  18. Ji, Y. M., & Han, K. S. (2014). Fracture mechanics approach for failure of adhesive joints in wind turbine blades. Renewable Energy, 65(5), 23-28. [Google Scholar] [CrossRef]
  19. Fernandez, G., Usabiaga, H., & Vandepitte, D. (2017). Subcomponent development for sandwich composite wind turbine blade bonded joints analysis. Composite Structures, 180, 41-62. [Google Scholar] [CrossRef]
  20. Ataya, S., & Ahmed, M. (2013). Damages of wind turbine blade trailing edge: Forms, location, and root causes. Engineering Failure Analysis, 35, 480-488. [Google Scholar] [CrossRef]
  21. Benzeggagh, M. L., & Kenane, M. (1996). Measurement of mixed-mode delamination fracture toughness of unidirectional glass/epoxy composites with mixed-mode bending apparatus. Composites Science & Technology, 56(4), 439-449. [Google Scholar] [CrossRef]
  22. Epaarachchi, J. A., & Clausen, P. D. (2006). The development of a fatigue loading spectrum for small wind turbine blades. Journal of Wind Engineering & Industrial Aerodynamics, 94(4), 207-223. [Google Scholar] [CrossRef]

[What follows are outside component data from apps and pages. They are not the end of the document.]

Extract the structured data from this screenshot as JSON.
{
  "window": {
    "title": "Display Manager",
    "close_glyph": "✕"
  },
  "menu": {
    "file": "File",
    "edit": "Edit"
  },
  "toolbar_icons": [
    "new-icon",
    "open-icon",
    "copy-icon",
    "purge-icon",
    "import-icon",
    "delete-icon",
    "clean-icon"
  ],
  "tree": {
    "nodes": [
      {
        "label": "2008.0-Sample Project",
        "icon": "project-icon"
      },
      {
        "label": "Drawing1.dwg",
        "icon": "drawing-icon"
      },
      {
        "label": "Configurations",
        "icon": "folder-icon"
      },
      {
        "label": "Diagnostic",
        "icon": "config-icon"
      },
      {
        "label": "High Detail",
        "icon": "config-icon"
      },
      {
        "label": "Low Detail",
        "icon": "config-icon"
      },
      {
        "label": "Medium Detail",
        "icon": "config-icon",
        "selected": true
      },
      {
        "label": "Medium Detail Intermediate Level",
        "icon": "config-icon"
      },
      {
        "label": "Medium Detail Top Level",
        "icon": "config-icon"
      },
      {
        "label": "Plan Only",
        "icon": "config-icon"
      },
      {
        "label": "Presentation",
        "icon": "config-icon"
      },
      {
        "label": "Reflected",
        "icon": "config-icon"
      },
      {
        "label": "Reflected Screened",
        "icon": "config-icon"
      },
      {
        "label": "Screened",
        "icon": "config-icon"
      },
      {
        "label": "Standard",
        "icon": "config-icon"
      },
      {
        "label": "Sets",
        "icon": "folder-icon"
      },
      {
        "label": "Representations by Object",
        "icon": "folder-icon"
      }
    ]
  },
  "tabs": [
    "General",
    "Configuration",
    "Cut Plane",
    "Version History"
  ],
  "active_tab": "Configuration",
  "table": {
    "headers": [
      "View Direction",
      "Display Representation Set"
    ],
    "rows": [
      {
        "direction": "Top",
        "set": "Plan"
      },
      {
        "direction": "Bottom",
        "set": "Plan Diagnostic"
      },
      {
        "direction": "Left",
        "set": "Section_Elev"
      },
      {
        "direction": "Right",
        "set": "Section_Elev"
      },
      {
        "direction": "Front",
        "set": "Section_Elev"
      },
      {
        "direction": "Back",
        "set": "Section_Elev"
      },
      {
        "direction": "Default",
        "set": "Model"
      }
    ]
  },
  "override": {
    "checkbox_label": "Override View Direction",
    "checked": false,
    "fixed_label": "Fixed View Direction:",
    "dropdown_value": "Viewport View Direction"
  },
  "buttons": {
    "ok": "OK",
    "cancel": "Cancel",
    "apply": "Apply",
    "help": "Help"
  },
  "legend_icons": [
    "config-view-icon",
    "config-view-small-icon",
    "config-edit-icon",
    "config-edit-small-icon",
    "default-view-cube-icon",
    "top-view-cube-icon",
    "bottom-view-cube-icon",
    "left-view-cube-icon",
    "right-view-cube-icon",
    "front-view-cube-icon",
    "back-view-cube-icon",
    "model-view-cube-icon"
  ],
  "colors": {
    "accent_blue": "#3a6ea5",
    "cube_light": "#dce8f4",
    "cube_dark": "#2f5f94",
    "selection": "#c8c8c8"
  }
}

  23. Eder, M. A., & Chen, X. (2020). Fastigue: A computationally efficient approach for simulating discrete fatigue crack growth in large-scale structures. Engineering Fracture Mechanics, 233, 107075. [Google Scholar] [CrossRef]
  24. Fan, X., & Sun, Q. (2011). Study on mixed-mode interlaminar fracture of laminated composites. Applied Mechanics and Materials, 110–116, 1345-1352. [Google Scholar] [CrossRef]
images This work is licensed under a Creative Commons Attribution 4.0 International License, which permits unrestricted use, distribution, and reproduction in any medium, provided the original work is properly cited.